ASSIGNED TASK>
Exactly as written, return every line of the data below.

MATERIAL SUPPLIED>
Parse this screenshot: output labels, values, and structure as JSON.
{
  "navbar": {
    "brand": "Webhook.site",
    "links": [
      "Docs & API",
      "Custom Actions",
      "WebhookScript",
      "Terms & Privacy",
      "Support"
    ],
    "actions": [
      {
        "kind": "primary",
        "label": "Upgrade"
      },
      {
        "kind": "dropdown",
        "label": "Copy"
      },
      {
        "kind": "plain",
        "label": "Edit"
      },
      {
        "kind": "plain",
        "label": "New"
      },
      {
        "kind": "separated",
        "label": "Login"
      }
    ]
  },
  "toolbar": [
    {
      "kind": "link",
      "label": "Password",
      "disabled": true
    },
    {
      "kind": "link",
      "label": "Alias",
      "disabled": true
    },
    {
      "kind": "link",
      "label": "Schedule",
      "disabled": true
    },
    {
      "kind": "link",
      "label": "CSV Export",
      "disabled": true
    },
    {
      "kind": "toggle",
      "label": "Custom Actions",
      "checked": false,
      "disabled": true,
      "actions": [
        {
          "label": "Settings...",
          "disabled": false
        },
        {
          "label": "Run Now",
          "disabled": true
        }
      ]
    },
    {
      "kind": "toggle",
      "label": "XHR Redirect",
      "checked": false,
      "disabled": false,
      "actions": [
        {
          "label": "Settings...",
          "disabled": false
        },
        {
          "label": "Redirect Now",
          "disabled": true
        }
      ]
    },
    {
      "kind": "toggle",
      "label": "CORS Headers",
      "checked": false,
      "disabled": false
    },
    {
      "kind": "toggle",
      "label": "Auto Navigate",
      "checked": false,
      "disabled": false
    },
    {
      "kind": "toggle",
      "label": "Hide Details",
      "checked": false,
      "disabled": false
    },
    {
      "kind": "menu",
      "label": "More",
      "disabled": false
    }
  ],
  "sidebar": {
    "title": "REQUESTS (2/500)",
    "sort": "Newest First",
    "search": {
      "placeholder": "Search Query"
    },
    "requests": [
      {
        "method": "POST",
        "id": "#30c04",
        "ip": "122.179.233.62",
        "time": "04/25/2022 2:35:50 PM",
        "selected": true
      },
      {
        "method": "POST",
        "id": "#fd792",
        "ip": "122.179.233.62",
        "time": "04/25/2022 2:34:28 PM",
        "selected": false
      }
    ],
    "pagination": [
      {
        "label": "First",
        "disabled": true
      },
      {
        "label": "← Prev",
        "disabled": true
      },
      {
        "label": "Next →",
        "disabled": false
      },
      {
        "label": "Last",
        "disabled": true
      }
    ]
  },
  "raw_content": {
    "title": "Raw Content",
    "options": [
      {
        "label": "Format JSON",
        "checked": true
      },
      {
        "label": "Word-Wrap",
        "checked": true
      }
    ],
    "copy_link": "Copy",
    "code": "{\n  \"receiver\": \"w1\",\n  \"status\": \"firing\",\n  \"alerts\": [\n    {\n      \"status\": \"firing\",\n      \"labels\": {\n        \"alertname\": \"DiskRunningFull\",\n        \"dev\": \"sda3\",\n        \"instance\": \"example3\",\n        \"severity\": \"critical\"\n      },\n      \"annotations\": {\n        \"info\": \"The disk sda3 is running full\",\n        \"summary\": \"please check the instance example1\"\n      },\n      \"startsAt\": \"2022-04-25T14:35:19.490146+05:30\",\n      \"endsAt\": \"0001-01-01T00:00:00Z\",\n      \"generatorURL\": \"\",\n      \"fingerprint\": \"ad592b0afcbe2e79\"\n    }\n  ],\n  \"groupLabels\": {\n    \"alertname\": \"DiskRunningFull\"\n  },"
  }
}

SOLUTION BELOW>
Parse this screenshot: output labels, values, and structure as JSON.
{
  "navbar": {
    "brand": "Webhook.site",
    "links": [
      "Docs & API",
      "Custom Actions",
      "WebhookScript",
      "Terms & Privacy",
      "Support"
    ],
    "actions": [
      {
        "kind": "primary",
        "label": "Upgrade"
      },
      {
        "kind": "dropdown",
        "label": "Copy"
      },
      {
        "kind": "plain",
        "label": "Edit"
      },
      {
        "kind": "plain",
        "label": "New"
      },
      {
        "kind": "separated",
        "label": "Login"
      }
    ]
  },
  "toolbar": [
    {
      "kind": "link",
      "label": "Password",
      "disabled": true
    },
    {
      "kind": "link",
      "label": "Alias",
      "disabled": true
    },
    {
      "kind": "link",
      "label": "Schedule",
      "disabled": true
    },
    {
      "kind": "link",
      "label": "CSV Export",
      "disabled": true
    },
    {
      "kind": "toggle",
      "label": "Custom Actions",
      "checked": false,
      "disabled": true,
      "actions": [
        {
          "label": "Settings...",
          "disabled": false
        },
        {
          "label": "Run Now",
          "disabled": true
        }
      ]
    },
    {
      "kind": "toggle",
      "label": "XHR Redirect",
      "checked": false,
      "disabled": false,
      "actions": [
        {
          "label": "Settings...",
          "disabled": false
        },
        {
          "label": "Redirect Now",
          "disabled": true
        }
      ]
    },
    {
      "kind": "toggle",
      "label": "CORS Headers",
      "checked": false,
      "disabled": false
    },
    {
      "kind": "toggle",
      "label": "Auto Navigate",
      "checked": false,
      "disabled": false
    },
    {
      "kind": "toggle",
      "label": "Hide Details",
      "checked": false,
      "disabled": false
    },
    {
      "kind": "menu",
      "label": "More",
      "disabled": false
    }
  ],
  "sidebar": {
    "title": "REQUESTS (2/500)",
    "sort": "Newest First",
    "search": {
      "placeholder": "Search Query"
    },
    "requests": [
      {
        "method": "POST",
        "id": "#30c04",
        "ip": "122.179.233.62",
        "time": "04/25/2022 2:35:50 PM",
        "selected": true
      },
      {
        "method": "POST",
        "id": "#fd792",
        "ip": "122.179.233.62",
        "time": "04/25/2022 2:34:28 PM",
        "selected": false
      }
    ],
    "pagination": [
      {
        "label": "First",
        "disabled": true
      },
      {
        "label": "← Prev",
        "disabled": true
      },
      {
        "label": "Next →",
        "disabled": false
      },
      {
        "label": "Last",
        "disabled": true
      }
    ]
  },
  "raw_content": {
    "title": "Raw Content",
    "options": [
      {
        "label": "Format JSON",
        "checked": true
      },
      {
        "label": "Word-Wrap",
        "checked": true
      }
    ],
    "copy_link": "Copy",
    "code": "{\n  \"receiver\": \"w1\",\n  \"status\": \"firing\",\n  \"alerts\": [\n    {\n      \"status\": \"firing\",\n      \"labels\": {\n        \"alertname\": \"DiskRunningFull\",\n        \"dev\": \"sda3\",\n        \"instance\": \"example3\",\n        \"severity\": \"critical\"\n      },\n      \"annotations\": {\n        \"info\": \"The disk sda3 is running full\",\n        \"summary\": \"please check the instance example1\"\n      },\n      \"startsAt\": \"2022-04-25T14:35:19.490146+05:30\",\n      \"endsAt\": \"0001-01-01T00:00:00Z\",\n      \"generatorURL\": \"\",\n      \"fingerprint\": \"ad592b0afcbe2e79\"\n    }\n  ],\n  \"groupLabels\": {\n    \"alertname\": \"DiskRunningFull\"\n  },"
  }
}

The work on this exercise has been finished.